I’ll go back, have another OCT and see if everything is all good. In the meantime all I can do is wait for my vision to clear up, and the sun to set so I can go to the store and get a pack of cigarettes.
One final note
Mefloquine-associated dizziness, diplopia, and central serous chorioretinopathy: a case reportManish Jain,1 Remington L. Nevin,2 and Iajaz Ahmed
While searching for source material I found an academic article co-authored by Dr. Remington Nevin which examined a potential link between mefloquine and CSR.
Conclusions: It is proposed that central serous chorioretinopathy be considered a potential ophthalmological sign of mefloquine central nervous system toxicity, and for this effect to potentially indicate susceptibility to other neuropsychiatric effects of mefloquine intoxication. Treating physicians should be aware of the potential for acute and chronic ocular effects resulting from administration of mefloquine and other quinoline antimalarial drugs.Jain, Nevin, and Ahmed
Every veteran should get a check-up, including your vision and hearing, a little bit more than the average person. Because of your experiences, the places you’ve been, or the things that may have entered your body during those times, regular and routine medical checks.
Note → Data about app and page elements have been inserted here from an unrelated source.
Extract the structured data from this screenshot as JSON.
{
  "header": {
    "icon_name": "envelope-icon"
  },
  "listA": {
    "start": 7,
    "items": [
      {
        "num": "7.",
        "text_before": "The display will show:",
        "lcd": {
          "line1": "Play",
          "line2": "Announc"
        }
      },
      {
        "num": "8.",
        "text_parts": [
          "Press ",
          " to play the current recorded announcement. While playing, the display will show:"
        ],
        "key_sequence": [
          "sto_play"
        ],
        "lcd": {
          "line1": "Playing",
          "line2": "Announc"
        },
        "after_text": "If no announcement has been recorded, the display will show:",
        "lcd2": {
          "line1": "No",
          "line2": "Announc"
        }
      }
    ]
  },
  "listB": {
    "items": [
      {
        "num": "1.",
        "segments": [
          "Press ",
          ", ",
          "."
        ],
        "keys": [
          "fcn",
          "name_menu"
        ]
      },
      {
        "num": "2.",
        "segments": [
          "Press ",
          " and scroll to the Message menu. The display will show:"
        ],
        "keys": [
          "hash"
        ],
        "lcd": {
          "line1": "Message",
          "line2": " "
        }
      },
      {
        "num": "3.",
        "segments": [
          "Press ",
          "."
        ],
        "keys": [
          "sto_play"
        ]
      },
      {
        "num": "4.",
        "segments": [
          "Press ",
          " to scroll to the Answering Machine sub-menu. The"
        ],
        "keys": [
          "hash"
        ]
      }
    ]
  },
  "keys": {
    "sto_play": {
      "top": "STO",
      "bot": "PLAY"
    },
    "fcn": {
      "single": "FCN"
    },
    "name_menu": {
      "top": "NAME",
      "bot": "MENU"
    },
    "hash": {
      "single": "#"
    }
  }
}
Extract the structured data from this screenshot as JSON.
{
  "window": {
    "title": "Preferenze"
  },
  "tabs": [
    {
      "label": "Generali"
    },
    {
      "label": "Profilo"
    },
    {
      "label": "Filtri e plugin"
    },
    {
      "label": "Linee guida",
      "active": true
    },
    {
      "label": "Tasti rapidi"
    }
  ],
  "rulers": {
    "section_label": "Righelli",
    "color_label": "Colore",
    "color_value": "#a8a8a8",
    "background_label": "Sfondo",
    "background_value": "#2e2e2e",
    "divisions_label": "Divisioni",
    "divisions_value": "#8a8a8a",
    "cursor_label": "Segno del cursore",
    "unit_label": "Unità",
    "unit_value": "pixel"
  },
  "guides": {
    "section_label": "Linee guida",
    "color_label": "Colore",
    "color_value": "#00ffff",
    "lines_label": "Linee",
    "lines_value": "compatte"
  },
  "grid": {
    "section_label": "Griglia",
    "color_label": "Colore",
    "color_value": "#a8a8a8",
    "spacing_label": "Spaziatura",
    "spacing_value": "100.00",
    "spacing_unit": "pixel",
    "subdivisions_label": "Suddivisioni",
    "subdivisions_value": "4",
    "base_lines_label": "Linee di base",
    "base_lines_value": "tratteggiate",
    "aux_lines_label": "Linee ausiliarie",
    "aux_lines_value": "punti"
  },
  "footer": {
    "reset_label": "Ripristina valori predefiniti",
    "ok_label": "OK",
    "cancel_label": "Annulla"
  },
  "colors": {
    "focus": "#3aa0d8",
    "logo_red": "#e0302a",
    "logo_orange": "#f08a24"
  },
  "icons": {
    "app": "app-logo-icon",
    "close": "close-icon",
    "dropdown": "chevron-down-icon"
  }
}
As for the quinheads out there, if you haven’t already, see your eye doctor. If you don’t have one, get one. And then make an appointment and see them. Trust me, you don’t know how much you read on a daily basis until you can’t.